--- DATA SHOWN Enclosed Below ---

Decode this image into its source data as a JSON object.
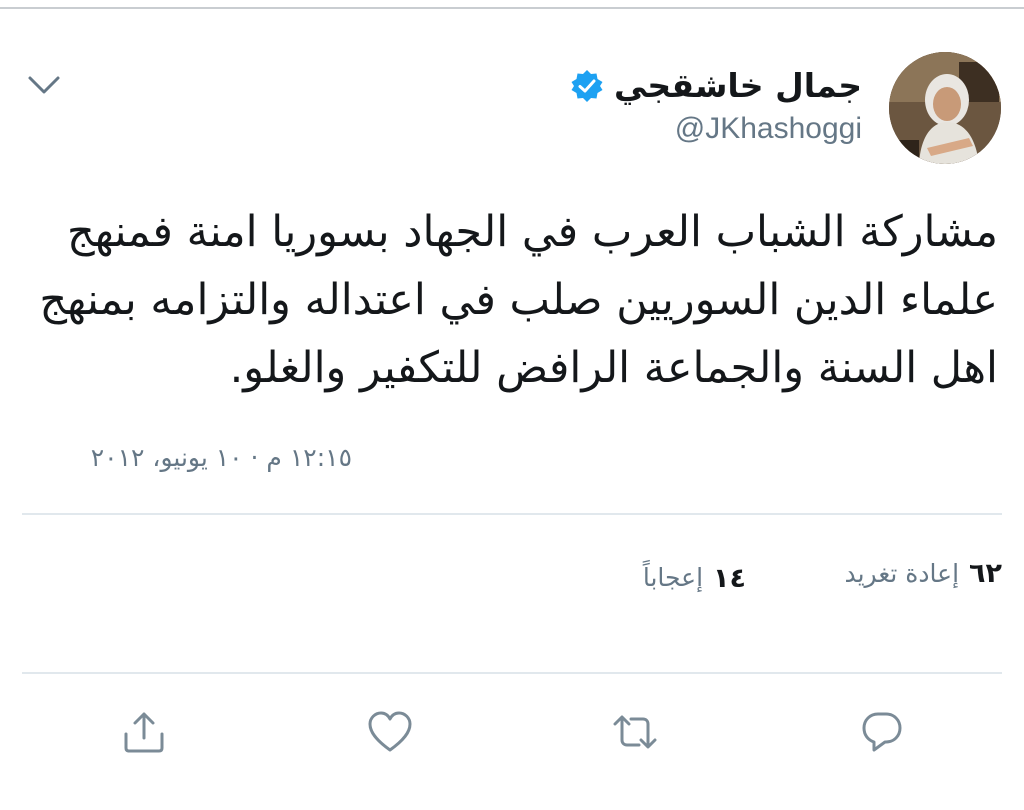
{
  "tweet": {
    "author_name": "جمال خاشقجي",
    "handle": "@JKhashoggi",
    "verified": true,
    "text_lines": [
      "مشاركة الشباب العرب في الجهاد بسوريا امنة فمنهج",
      "علماء الدين السوريين صلب في اعتداله والتزامه بمنهج",
      "اهل السنة والجماعة الرافض للتكفير والغلو."
    ],
    "timestamp": "١٢:١٥ م · ١٠ يونيو، ٢٠١٢"
  },
  "stats": {
    "retweets_count": "٦٢",
    "retweets_label": "إعادة تغريد",
    "likes_count": "١٤",
    "likes_label": "إعجاباً"
  },
  "actions": {
    "reply_icon": "reply-icon",
    "retweet_icon": "retweet-icon",
    "like_icon": "heart-icon",
    "share_icon": "share-icon"
  },
  "colors": {
    "text": "#14171a",
    "secondary": "#657786",
    "verified": "#1da1f2",
    "divider": "#e1e8ed"
  }
}
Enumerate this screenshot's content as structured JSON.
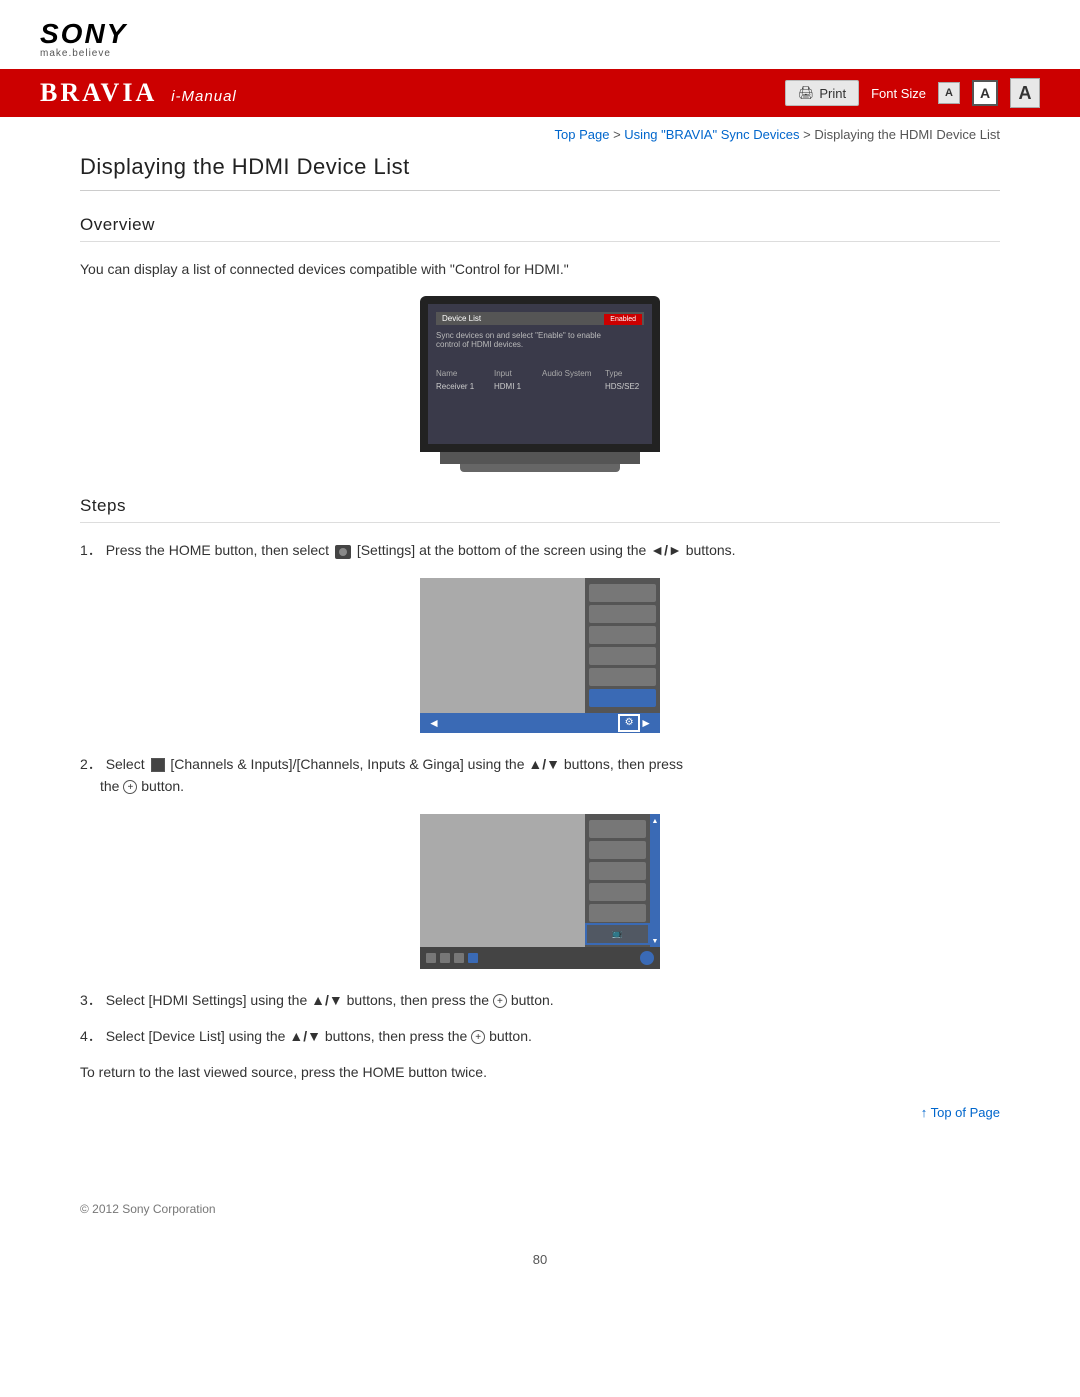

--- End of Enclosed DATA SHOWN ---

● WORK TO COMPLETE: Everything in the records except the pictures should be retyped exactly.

● SOLUTION TO THIS EXERCISE:
Decode this image into its source data as a JSON object.
{
  "tweet": {
    "author_name": "جمال خاشقجي",
    "handle": "@JKhashoggi",
    "verified": true,
    "text_lines": [
      "مشاركة الشباب العرب في الجهاد بسوريا امنة فمنهج",
      "علماء الدين السوريين صلب في اعتداله والتزامه بمنهج",
      "اهل السنة والجماعة الرافض للتكفير والغلو."
    ],
    "timestamp": "١٢:١٥ م · ١٠ يونيو، ٢٠١٢"
  },
  "stats": {
    "retweets_count": "٦٢",
    "retweets_label": "إعادة تغريد",
    "likes_count": "١٤",
    "likes_label": "إعجاباً"
  },
  "actions": {
    "reply_icon": "reply-icon",
    "retweet_icon": "retweet-icon",
    "like_icon": "heart-icon",
    "share_icon": "share-icon"
  },
  "colors": {
    "text": "#14171a",
    "secondary": "#657786",
    "verified": "#1da1f2",
    "divider": "#e1e8ed"
  }
}
Enumerate this screenshot's content as structured JSON.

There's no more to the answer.